In March, the users of the smart card system originally sold by CyberMark to campuses in North America learned of another technology ownership change relating to their card program. The card management and transaction processing core of the program – a product called SmartCity – was sold from Fujitsu Services Limited to a Russian-owned start-up called Smart Centric Technologies International Ltd.
Smart Centric Technologies is owned by the Moscow-based LUKoil-Inter-Card, a Russian payment card processor. LUKoil-Inter-Card is owned by the Russian oil company, LUKoil, and a Russian financial institution, Commercial Bank Petrocommerce. The card processor has used the SmartCity technology as the basis for payment cards issued to customers in Russia. Certainly a factor in their interest in acquiring the technology was its continued support and development to maintain their own large deployments.

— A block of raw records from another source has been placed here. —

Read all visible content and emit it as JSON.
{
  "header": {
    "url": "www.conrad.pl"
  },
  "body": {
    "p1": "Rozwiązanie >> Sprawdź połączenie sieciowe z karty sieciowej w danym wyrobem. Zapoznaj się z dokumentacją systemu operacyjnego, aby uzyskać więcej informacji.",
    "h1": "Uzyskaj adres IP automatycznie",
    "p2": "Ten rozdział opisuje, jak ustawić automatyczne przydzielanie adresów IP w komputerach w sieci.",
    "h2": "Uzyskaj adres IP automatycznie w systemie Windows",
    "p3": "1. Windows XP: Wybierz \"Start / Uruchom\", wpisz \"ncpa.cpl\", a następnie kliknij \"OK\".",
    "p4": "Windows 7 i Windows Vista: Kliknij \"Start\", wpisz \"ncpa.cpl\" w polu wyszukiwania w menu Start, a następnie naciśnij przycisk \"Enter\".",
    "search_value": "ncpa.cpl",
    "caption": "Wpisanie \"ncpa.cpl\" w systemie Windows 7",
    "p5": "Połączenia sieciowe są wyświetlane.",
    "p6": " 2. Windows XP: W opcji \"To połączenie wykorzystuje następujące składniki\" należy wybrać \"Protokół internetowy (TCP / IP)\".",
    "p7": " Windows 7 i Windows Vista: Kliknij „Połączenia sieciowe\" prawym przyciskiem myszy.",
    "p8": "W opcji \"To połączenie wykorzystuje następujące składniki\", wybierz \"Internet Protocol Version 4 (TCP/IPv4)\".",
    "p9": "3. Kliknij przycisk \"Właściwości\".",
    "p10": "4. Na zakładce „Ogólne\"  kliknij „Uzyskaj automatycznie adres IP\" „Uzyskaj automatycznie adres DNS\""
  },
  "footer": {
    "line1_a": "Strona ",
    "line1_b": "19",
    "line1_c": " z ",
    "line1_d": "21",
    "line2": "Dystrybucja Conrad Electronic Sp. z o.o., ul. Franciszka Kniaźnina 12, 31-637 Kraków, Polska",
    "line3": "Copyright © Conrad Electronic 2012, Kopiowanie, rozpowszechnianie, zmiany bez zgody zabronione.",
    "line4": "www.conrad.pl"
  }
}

The new company will have its headquarters in Dublin, Ireland, the same location in which the Fujitsu-owned organization operated. In addition to the SmartCity solution, Smart Centric also acquired Fujitsu’s other “smart card product business” including the employees working on these solutions. Kieran Timmins, former leader of the unit for Fujitsu, has been named CEO of the new company. According to Mr. Timmins, worldwide there are more than 30 SmartCity installations including 10-12 higher education campuses in North America. Says Mr. Timmins, “we intend to support our existing customers as we have stuck together over the years but we also intend to actively grow the client base in the U.S. and abroad.”
What will this mean to the handful of campuses that have continued operating the SmartCity system in the year since the CyberMark closure? According to Mr. Timmins, “we will have more of a focus on releasing new products–including logical access and Internet card revalue.” Additionally, he cited the pending rollout of an off-campus program at one of the U.S. campuses.
At the University of Central Florida (UCF), a pilot for this off-campus merchant payment program is beginning. According to Tammy Kidder, Office Manager for the UCF Card Program, they began testing the new program this spring. “Our initial tests have gone well and we will continue adding on-campus merchant locations over the summer,” says Ms. Kidder. A new software package, called SmartCity Acquirer, enables merchant terminals to modem transactions for processing. Tests of this package have been successful according to Ms. Kidder. Smart Centric is providing new merchant terminals from Australia-based Keycorp to replace the previous merchant terminals.
UCF is also working closely with Smart Centric toward a Fall 2003 rollout of the Internet revalue capability. According to Ms. Kidder, parents or others will be able to authorize funds to be sent from a bankcard account via the web. Students will then receive these funds by visiting a kiosk or specially-equipped PC, inserting the UCF card, and entering a PIN.
As for logical security – securing the access to computers and networks – Mr. Timmins reported that several variations are available today to work with existing SmartCity cards. Using (1) the SmartCity card and a PIN, (2) the card and an on-the-card fingerprint biometric, or (3) the card, biometric and PIN, logon to Windows can be restricted and controlled.
With most of the SmartCity clients located in North America, Africa, and Asia, the obvious question of local presence and support arises. Mr. Timmins states that they are currently looking for a U.S. location and are evaluating co-locating with a partner/reseller or creating a dedicated Smart Centric office. The only indication he could give to location was that it is likely to be on the East Coast.
This past year-plus has been a difficult period for the users of SmartCity. Following CyberMark’s closure one year ago, many of the clients abandoned the smart card system in favor of other options. An estimated 12 colleges and universities have continued to operate SmartCity with the support of Fujitsu and/or HDO Card Systems, a company started by former CyberMark employees including founder Bill Norwood.
But, the uncertainty borne of competing vendor messages, varied technology options, and on-campus political and budgetary pressures left many campuses with a very difficult decision. Will this most recent transition bring positive change for the remaining SmartCity customers? If Ms. Kidder’s experience holds true for others, it may well be. “We have been extremely happy with the team’s (Fujitsu now Smart Centric) performance. They have worked hard and been very responsive to our needs.” Will others find the same experience? Only time will tell.
Visit Smart Centric Technologies on the web at www.smartcentric.com. You can contact Mr. Timmons at [email protected]; or via phone at +353-1-2161850.
SmartCity campuses in the US Provider(s)
Florida State University Fujitsu, HDO
Madison Area Technical College Fujitsu
Miami-Dade Community College Fujitsu, HDO
Spalding College Fujitsu, HDO
St. Johns University Fujitsu
SUNY Downstate Medical Center Fujitsu
University of Arizona Fujitsu
University of Central Florida Fujitsu
University of Utah Fujitsu
Villanova University Fujitsu, HDO